But here's something I don't understand- why they claim everything has to be converted to US dollars and then into another currency. They have millions of dollars at any given time being paid by guests in Euros, as well as hosts who get paid in Euros. So why wouldn't they have accounts in all the currencies they deal in? If an American guest pays in US dollars to stay somewhere the host gets paid in Euros, why can't the dollars go into Airbnb's dollar account, and the host get paid the equivalent in Euros from a Euro account that all the Euros guests pay for somewhere they booked where the host gets paid in dollars? Or pesos, or bhat, or whatever.
I don't know if I'm being clear, but it just seems like they shouldn't have to be "converting" money all the time, unless because they are a US company, everything has to be converted back and forth in US currency. But I can't believe it does.
Thank you very much Sarah. You’ve restored my faith in humanity.
i understand there needs to be commission for a conversion, 3% is reasonable but not 15%.
@Michael-And-Mariluz0 Okay, now I'm confused.
Whenever currency is exchanged, you never get the mid-market rate. There is a buy/ sell rate than is several percentage points different. If I change US dollars to Mexican pesos and the mid market rate that day is 20 pesos to the dollar, the bank will exchange it at 19.5, for instance.
it's quite simple.
When they sell usd/£ they reduce the mid market rate by 3% say, ie 0.97 x 1.389 USD/£ = 1.347 USD/£. When they buy USD/£ they increase the rate by 3% say, ie 1.03 x 1.389 USD/£ = 1.431 USD/£. In my case they increased the rate by 15% ie 1.15 x 1.389 USD/£ = 1.600 (NB this is just to illustrate the point, these are not the exact figures, i'm not looking them up because life is too short, but it's close enough).

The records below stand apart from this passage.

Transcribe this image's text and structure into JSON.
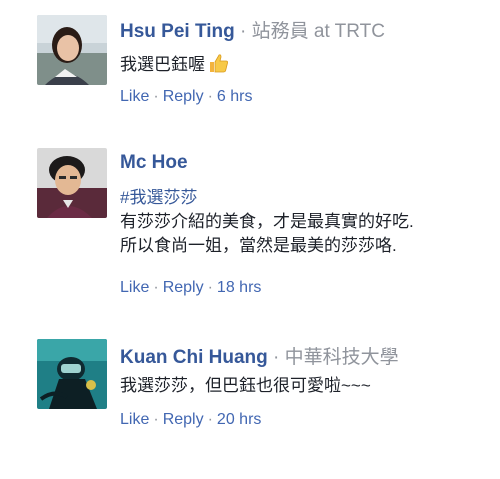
{
  "comments": [
    {
      "name": "Hsu Pei Ting",
      "affiliation": "站務員 at TRTC",
      "text": "我選巴鈺喔",
      "emoji": "thumbs-up-icon",
      "actions": {
        "like": "Like",
        "reply": "Reply",
        "time": "6 hrs"
      }
    },
    {
      "name": "Mc Hoe",
      "hashtag": "#我選莎莎",
      "lines": [
        "有莎莎介紹的美食，才是最真實的好吃.",
        "所以食尚一姐，當然是最美的莎莎咯."
      ],
      "actions": {
        "like": "Like",
        "reply": "Reply",
        "time": "18 hrs"
      }
    },
    {
      "name": "Kuan Chi Huang",
      "affiliation": "中華科技大學",
      "text": "我選莎莎，但巴鈺也很可愛啦~~~",
      "actions": {
        "like": "Like",
        "reply": "Reply",
        "time": "20 hrs"
      }
    }
  ],
  "separator": " · ",
  "action_dot": "·",
  "colors": {
    "name": "#365899",
    "link": "#4267b2",
    "muted": "#90949c",
    "text": "#1d2129"
  }
}
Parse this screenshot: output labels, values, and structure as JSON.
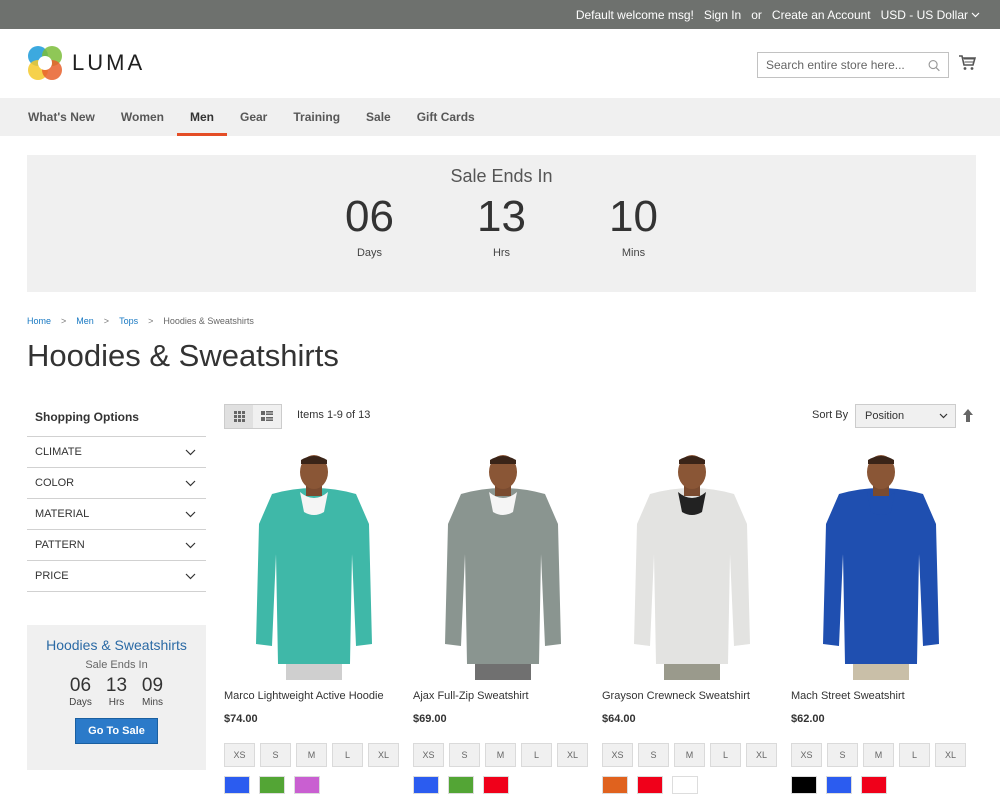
{
  "topbar": {
    "welcome": "Default welcome msg!",
    "sign_in": "Sign In",
    "or": "or",
    "create_account": "Create an Account",
    "currency": "USD - US Dollar"
  },
  "header": {
    "logo_text": "LUMA",
    "search_placeholder": "Search entire store here..."
  },
  "nav": {
    "items": [
      {
        "label": "What's New"
      },
      {
        "label": "Women"
      },
      {
        "label": "Men",
        "active": true
      },
      {
        "label": "Gear"
      },
      {
        "label": "Training"
      },
      {
        "label": "Sale"
      },
      {
        "label": "Gift Cards"
      }
    ]
  },
  "banner": {
    "title": "Sale Ends In",
    "days": "06",
    "days_label": "Days",
    "hrs": "13",
    "hrs_label": "Hrs",
    "mins": "10",
    "mins_label": "Mins"
  },
  "breadcrumbs": [
    "Home",
    "Men",
    "Tops",
    "Hoodies & Sweatshirts"
  ],
  "page_title": "Hoodies & Sweatshirts",
  "sidebar": {
    "title": "Shopping Options",
    "filters": [
      "Climate",
      "Color",
      "Material",
      "Pattern",
      "Price"
    ]
  },
  "mini_sale": {
    "title": "Hoodies & Sweatshirts",
    "subtitle": "Sale Ends In",
    "days": "06",
    "days_label": "Days",
    "hrs": "13",
    "hrs_label": "Hrs",
    "mins": "09",
    "mins_label": "Mins",
    "button": "Go To Sale"
  },
  "toolbar": {
    "amount": "Items 1-9 of 13",
    "sort_label": "Sort By",
    "sort_value": "Position"
  },
  "products": [
    {
      "name": "Marco Lightweight Active Hoodie",
      "price": "$74.00",
      "sizes": [
        "XS",
        "S",
        "M",
        "L",
        "XL"
      ],
      "colors": [
        "#2b5cf0",
        "#53a535",
        "#c95fd1"
      ],
      "shirt": "#3fb8a8",
      "accent": "#f5f5f5",
      "pants": "#cfcfcf"
    },
    {
      "name": "Ajax Full-Zip Sweatshirt",
      "price": "$69.00",
      "sizes": [
        "XS",
        "S",
        "M",
        "L",
        "XL"
      ],
      "colors": [
        "#2b5cf0",
        "#53a535",
        "#f0001a"
      ],
      "shirt": "#8a9590",
      "accent": "#f5f5f5",
      "pants": "#707070"
    },
    {
      "name": "Grayson Crewneck Sweatshirt",
      "price": "$64.00",
      "sizes": [
        "XS",
        "S",
        "M",
        "L",
        "XL"
      ],
      "colors": [
        "#e0621e",
        "#f0001a",
        "#ffffff"
      ],
      "shirt": "#e3e3e1",
      "accent": "#222222",
      "pants": "#9a9a8c"
    },
    {
      "name": "Mach Street Sweatshirt",
      "price": "$62.00",
      "sizes": [
        "XS",
        "S",
        "M",
        "L",
        "XL"
      ],
      "colors": [
        "#000000",
        "#2b5cf0",
        "#f0001a"
      ],
      "shirt": "#1f4fb0",
      "accent": "#1f4fb0",
      "pants": "#c9bfa8"
    }
  ],
  "colors": {
    "topbar_bg": "#6e716e",
    "nav_active_underline": "#e44d26",
    "link": "#1979c3",
    "button": "#2b7ac9"
  }
}
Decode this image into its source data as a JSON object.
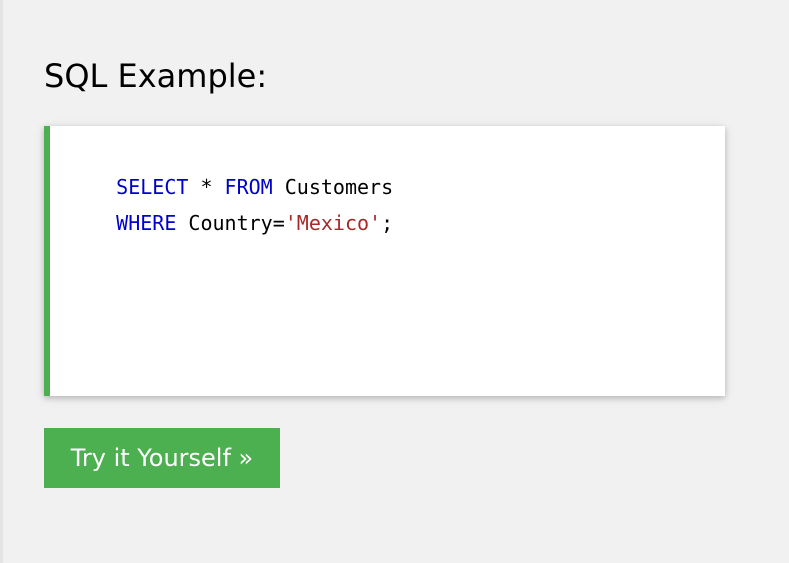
{
  "page": {
    "title": "SQL Example:"
  },
  "code_example": {
    "accent_color": "#4caf50",
    "keyword_color": "#0000cd",
    "string_color": "#a52a2a",
    "lines": [
      [
        {
          "text": "SELECT",
          "kind": "keyword"
        },
        {
          "text": " * ",
          "kind": "plain"
        },
        {
          "text": "FROM",
          "kind": "keyword"
        },
        {
          "text": " Customers",
          "kind": "plain"
        }
      ],
      [
        {
          "text": "WHERE",
          "kind": "keyword"
        },
        {
          "text": " Country=",
          "kind": "plain"
        },
        {
          "text": "'Mexico'",
          "kind": "string"
        },
        {
          "text": ";",
          "kind": "plain"
        }
      ]
    ]
  },
  "actions": {
    "try_button_label": "Try it Yourself »",
    "try_button_color": "#4caf50"
  }
}
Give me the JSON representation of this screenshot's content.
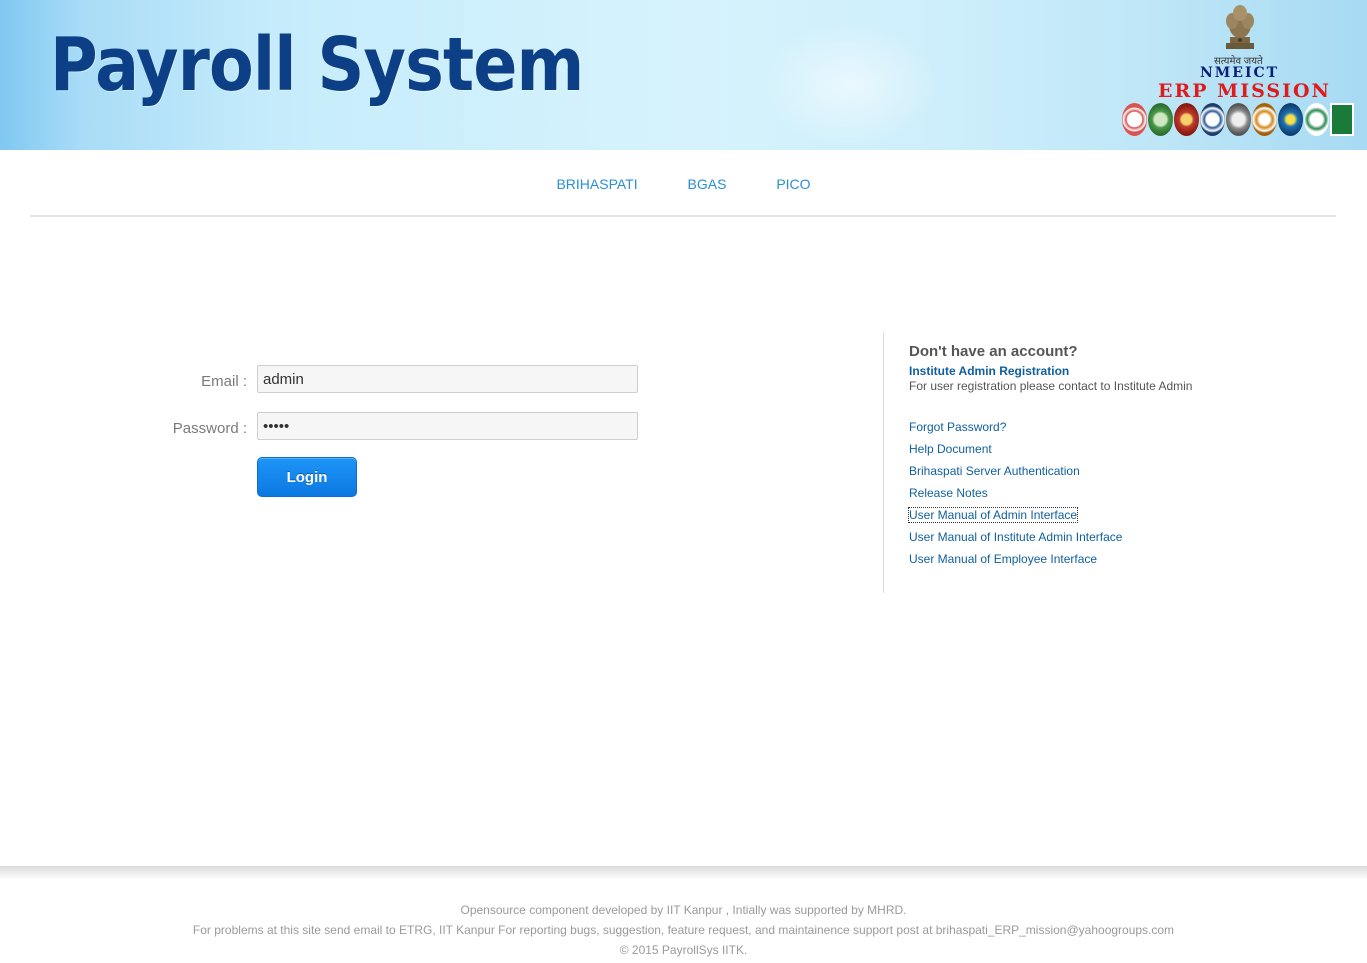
{
  "header": {
    "title": "Payroll System",
    "emblem_motto": "सत्यमेव जयते",
    "org_line1": "NMEICT",
    "org_line2": "ERP MISSION",
    "emblem_icon": "ashoka-emblem-icon",
    "partner_logo_colors": [
      "#d9534f",
      "#4a9a4a",
      "#c0392b",
      "#2c5d9b",
      "#8a8a8a",
      "#d4891d",
      "#1f6fb2",
      "#2e8b57",
      "#1a7a3a"
    ]
  },
  "nav": {
    "items": [
      {
        "label": "BRIHASPATI"
      },
      {
        "label": "BGAS"
      },
      {
        "label": "PICO"
      }
    ]
  },
  "login": {
    "email_label": "Email :",
    "email_value": "admin",
    "password_label": "Password :",
    "password_value": "admin",
    "login_label": "Login"
  },
  "side": {
    "heading": "Don't have an account?",
    "registration_link": "Institute Admin Registration",
    "registration_note": "For user registration please contact to Institute Admin",
    "links": [
      {
        "label": "Forgot Password?"
      },
      {
        "label": "Help Document"
      },
      {
        "label": "Brihaspati Server Authentication"
      },
      {
        "label": "Release Notes"
      },
      {
        "label": "User Manual of Admin Interface"
      },
      {
        "label": "User Manual of Institute Admin Interface"
      },
      {
        "label": "User Manual of Employee Interface"
      }
    ]
  },
  "footer": {
    "line1": "Opensource component developed by IIT Kanpur , Intially was supported by MHRD.",
    "line2": "For problems at this site send email to ETRG, IIT Kanpur For reporting bugs, suggestion, feature request, and maintainence support post at brihaspati_ERP_mission@yahoogroups.com",
    "line3": "© 2015 PayrollSys IITK."
  },
  "colors": {
    "title": "#0d3f86",
    "link": "#0f5f9f",
    "nav_link": "#2a8fd6",
    "button": "#1e95f7"
  }
}
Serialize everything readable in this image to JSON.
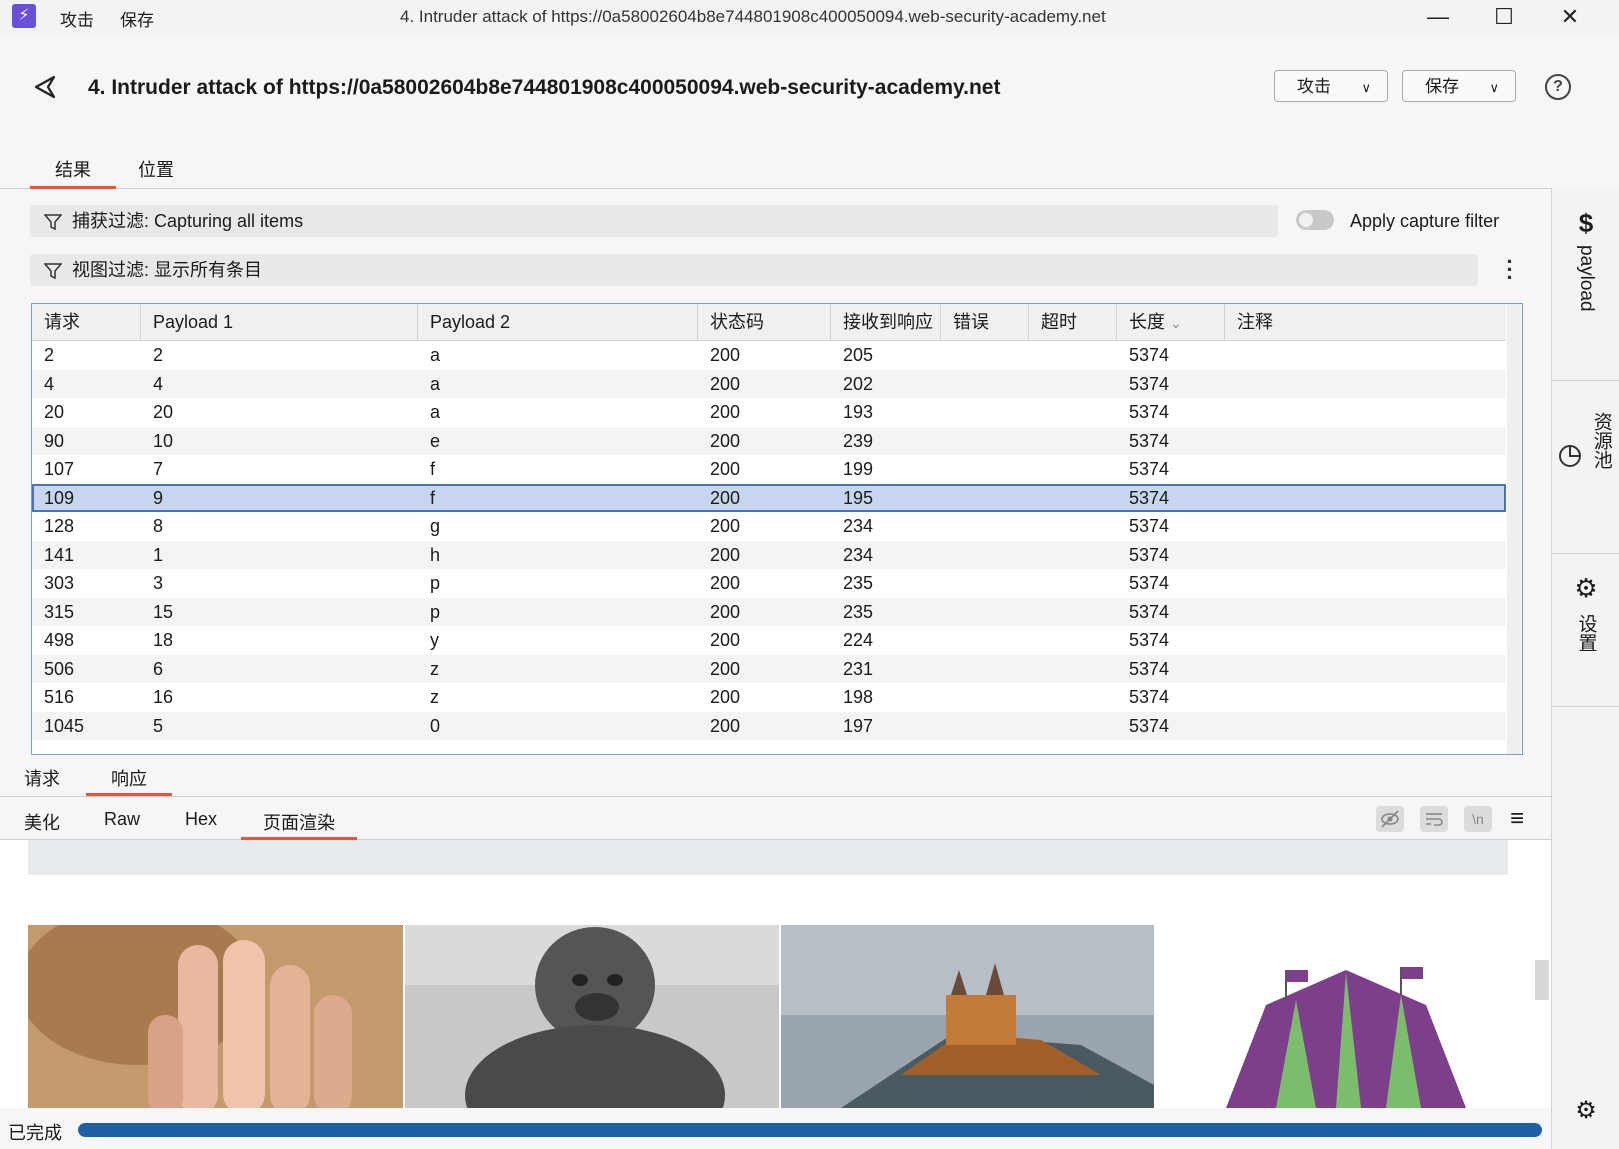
{
  "titlebar": {
    "menu_attack": "攻击",
    "menu_save": "保存",
    "window_title": "4. Intruder attack of https://0a58002604b8e744801908c400050094.web-security-academy.net",
    "minimize": "—",
    "maximize": "☐",
    "close": "✕"
  },
  "header": {
    "title": "4. Intruder attack of https://0a58002604b8e744801908c400050094.web-security-academy.net",
    "attack_btn": "攻击",
    "save_btn": "保存",
    "help": "?"
  },
  "tabs": [
    {
      "label": "结果",
      "active": true
    },
    {
      "label": "位置",
      "active": false
    }
  ],
  "filters": {
    "capture_label": "捕获过滤: Capturing all items",
    "toggle_label": "Apply capture filter",
    "view_label": "视图过滤: 显示所有条目"
  },
  "table": {
    "columns": [
      "请求",
      "Payload 1",
      "Payload 2",
      "状态码",
      "接收到响应",
      "错误",
      "超时",
      "长度",
      "注释"
    ],
    "sort_indicator": "⌄",
    "rows": [
      [
        "2",
        "2",
        "a",
        "200",
        "205",
        "",
        "",
        "5374",
        ""
      ],
      [
        "4",
        "4",
        "a",
        "200",
        "202",
        "",
        "",
        "5374",
        ""
      ],
      [
        "20",
        "20",
        "a",
        "200",
        "193",
        "",
        "",
        "5374",
        ""
      ],
      [
        "90",
        "10",
        "e",
        "200",
        "239",
        "",
        "",
        "5374",
        ""
      ],
      [
        "107",
        "7",
        "f",
        "200",
        "199",
        "",
        "",
        "5374",
        ""
      ],
      [
        "109",
        "9",
        "f",
        "200",
        "195",
        "",
        "",
        "5374",
        ""
      ],
      [
        "128",
        "8",
        "g",
        "200",
        "234",
        "",
        "",
        "5374",
        ""
      ],
      [
        "141",
        "1",
        "h",
        "200",
        "234",
        "",
        "",
        "5374",
        ""
      ],
      [
        "303",
        "3",
        "p",
        "200",
        "235",
        "",
        "",
        "5374",
        ""
      ],
      [
        "315",
        "15",
        "p",
        "200",
        "235",
        "",
        "",
        "5374",
        ""
      ],
      [
        "498",
        "18",
        "y",
        "200",
        "224",
        "",
        "",
        "5374",
        ""
      ],
      [
        "506",
        "6",
        "z",
        "200",
        "231",
        "",
        "",
        "5374",
        ""
      ],
      [
        "516",
        "16",
        "z",
        "200",
        "198",
        "",
        "",
        "5374",
        ""
      ],
      [
        "1045",
        "5",
        "0",
        "200",
        "197",
        "",
        "",
        "5374",
        ""
      ]
    ],
    "selected_row": 5
  },
  "sub_tabs": [
    {
      "label": "请求",
      "active": false
    },
    {
      "label": "响应",
      "active": true
    }
  ],
  "view_tabs": [
    {
      "label": "美化",
      "active": false
    },
    {
      "label": "Raw",
      "active": false
    },
    {
      "label": "Hex",
      "active": false
    },
    {
      "label": "页面渲染",
      "active": true
    }
  ],
  "view_icons": [
    "eye-off-icon",
    "wrap-icon",
    "newline-icon",
    "menu-icon"
  ],
  "newline_icon_text": "\\n",
  "sidebar": {
    "payload": "payload",
    "resource_pool": "资源池",
    "settings": "设置"
  },
  "status": {
    "text": "已完成",
    "progress": 1.0
  },
  "colors": {
    "accent": "#e7543b",
    "selection": "#c5d6ee",
    "progress": "#1f5fa6",
    "logo": "#6a4fd8"
  }
}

Hence my opening statement "The payout was 3213.36 USD and yet i received £1946.45 that's an exchange rate of 1.6046". Had a reasonable rate been applied of 3% i would have received £2245.53. A difference of £299.